EXERCISE INSTRUCTIONS »
Scan the entries below for the word "icon" and copy every line where it turns up.

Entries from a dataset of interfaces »
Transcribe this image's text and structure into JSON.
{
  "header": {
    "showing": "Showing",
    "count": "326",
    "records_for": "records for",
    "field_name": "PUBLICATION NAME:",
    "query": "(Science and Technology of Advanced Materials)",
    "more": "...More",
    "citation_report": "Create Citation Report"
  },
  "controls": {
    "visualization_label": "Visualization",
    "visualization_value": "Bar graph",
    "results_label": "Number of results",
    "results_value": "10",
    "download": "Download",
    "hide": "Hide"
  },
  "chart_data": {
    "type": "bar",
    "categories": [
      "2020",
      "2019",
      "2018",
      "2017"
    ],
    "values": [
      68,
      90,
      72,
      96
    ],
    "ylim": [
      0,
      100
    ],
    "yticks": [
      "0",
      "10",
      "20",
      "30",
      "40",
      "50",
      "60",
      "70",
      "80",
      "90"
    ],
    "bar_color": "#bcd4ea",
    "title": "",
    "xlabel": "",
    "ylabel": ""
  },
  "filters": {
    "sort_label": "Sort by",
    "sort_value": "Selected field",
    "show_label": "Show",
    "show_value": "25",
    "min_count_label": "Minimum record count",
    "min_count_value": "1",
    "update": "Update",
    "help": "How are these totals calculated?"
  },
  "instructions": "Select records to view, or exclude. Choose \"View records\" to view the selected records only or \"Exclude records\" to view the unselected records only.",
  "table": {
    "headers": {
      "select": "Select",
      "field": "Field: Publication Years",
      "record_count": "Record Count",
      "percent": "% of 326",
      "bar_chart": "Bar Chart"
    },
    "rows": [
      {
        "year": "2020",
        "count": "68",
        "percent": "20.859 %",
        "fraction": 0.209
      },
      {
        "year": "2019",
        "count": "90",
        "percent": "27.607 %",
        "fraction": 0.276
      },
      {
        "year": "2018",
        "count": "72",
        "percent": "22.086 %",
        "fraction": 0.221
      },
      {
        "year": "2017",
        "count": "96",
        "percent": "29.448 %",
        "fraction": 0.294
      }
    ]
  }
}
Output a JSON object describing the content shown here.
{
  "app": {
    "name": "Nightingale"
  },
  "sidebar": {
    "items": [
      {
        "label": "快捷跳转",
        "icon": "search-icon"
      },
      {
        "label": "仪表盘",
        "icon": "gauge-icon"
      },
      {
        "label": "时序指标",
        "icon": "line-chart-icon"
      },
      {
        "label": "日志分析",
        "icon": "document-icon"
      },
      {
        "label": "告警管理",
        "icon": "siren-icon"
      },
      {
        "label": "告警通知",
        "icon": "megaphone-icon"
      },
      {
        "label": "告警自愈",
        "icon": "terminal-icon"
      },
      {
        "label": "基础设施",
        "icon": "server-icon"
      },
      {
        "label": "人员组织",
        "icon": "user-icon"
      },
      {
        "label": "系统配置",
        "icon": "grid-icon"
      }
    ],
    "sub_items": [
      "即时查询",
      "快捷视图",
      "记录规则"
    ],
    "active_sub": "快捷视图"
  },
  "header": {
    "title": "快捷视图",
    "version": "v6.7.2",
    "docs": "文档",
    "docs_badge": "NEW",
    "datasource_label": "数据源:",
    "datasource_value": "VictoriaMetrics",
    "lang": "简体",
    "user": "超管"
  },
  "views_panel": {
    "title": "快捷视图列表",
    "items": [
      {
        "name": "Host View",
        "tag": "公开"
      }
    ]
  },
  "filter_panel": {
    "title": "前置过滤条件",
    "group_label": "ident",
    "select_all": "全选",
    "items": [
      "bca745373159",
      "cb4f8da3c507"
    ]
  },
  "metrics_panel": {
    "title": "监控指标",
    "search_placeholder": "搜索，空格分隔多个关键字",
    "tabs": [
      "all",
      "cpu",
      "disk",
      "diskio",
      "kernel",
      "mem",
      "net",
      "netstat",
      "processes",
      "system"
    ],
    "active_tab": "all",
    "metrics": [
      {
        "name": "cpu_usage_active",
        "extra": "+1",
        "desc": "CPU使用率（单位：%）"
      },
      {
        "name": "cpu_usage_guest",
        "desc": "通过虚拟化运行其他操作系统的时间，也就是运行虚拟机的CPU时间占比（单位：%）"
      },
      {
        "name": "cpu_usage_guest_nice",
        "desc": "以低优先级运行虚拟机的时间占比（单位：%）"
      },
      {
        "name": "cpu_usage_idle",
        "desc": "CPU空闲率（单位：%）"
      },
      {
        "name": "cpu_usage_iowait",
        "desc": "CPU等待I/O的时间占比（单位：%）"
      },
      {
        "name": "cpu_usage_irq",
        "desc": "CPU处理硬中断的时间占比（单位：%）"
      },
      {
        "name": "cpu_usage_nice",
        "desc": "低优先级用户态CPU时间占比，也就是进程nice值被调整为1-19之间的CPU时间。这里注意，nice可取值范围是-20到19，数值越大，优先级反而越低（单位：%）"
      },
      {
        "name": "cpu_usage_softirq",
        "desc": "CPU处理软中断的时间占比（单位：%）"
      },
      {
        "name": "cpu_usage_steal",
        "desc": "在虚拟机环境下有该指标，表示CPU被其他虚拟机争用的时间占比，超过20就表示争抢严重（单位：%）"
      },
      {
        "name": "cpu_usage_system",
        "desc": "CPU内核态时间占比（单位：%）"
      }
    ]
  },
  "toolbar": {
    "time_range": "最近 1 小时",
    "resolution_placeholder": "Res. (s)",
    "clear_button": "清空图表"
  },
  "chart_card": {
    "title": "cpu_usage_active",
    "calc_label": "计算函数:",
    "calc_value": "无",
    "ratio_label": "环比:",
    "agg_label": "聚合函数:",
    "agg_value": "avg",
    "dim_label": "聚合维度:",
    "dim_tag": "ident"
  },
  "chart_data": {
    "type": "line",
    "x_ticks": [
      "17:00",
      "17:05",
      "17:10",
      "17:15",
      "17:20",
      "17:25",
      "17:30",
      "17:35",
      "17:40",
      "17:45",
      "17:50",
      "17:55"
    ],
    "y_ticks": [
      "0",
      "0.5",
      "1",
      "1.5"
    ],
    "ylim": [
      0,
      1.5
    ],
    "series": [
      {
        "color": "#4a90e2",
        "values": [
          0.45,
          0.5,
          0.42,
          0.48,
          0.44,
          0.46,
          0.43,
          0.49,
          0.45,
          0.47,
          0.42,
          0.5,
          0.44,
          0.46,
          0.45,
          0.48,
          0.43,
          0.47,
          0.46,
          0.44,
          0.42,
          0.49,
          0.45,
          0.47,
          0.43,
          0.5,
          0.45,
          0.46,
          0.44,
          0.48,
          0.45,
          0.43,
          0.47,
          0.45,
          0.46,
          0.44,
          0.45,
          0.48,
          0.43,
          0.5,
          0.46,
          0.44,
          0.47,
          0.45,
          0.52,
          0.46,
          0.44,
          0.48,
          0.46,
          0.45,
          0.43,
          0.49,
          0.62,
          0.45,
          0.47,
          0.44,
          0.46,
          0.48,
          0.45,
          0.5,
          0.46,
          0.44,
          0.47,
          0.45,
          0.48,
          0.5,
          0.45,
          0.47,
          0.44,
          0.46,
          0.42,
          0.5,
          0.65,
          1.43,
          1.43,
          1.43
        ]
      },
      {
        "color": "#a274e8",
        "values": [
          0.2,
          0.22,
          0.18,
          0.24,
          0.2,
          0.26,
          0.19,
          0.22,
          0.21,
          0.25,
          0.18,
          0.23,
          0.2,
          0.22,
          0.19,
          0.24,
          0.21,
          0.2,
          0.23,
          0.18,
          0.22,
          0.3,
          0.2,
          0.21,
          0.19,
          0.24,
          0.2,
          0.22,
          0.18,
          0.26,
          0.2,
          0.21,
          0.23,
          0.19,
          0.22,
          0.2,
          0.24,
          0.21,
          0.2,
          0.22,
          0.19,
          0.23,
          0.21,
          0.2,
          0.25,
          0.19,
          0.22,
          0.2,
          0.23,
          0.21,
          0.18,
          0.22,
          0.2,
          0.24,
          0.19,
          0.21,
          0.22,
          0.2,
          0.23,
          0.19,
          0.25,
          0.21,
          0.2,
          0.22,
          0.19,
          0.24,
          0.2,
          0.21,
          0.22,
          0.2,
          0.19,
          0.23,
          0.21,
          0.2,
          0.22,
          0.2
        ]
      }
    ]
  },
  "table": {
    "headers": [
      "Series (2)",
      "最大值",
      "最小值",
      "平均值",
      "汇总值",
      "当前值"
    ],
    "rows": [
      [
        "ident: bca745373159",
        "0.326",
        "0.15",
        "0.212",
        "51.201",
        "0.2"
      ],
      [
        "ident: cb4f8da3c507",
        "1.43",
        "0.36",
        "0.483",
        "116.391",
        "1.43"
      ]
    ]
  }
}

EXPECTED ANSWER »
        "icon": "search-icon"
        "icon": "gauge-icon"
        "icon": "line-chart-icon"
        "icon": "document-icon"
        "icon": "siren-icon"
        "icon": "megaphone-icon"
        "icon": "terminal-icon"
        "icon": "server-icon"
        "icon": "user-icon"
        "icon": "grid-icon"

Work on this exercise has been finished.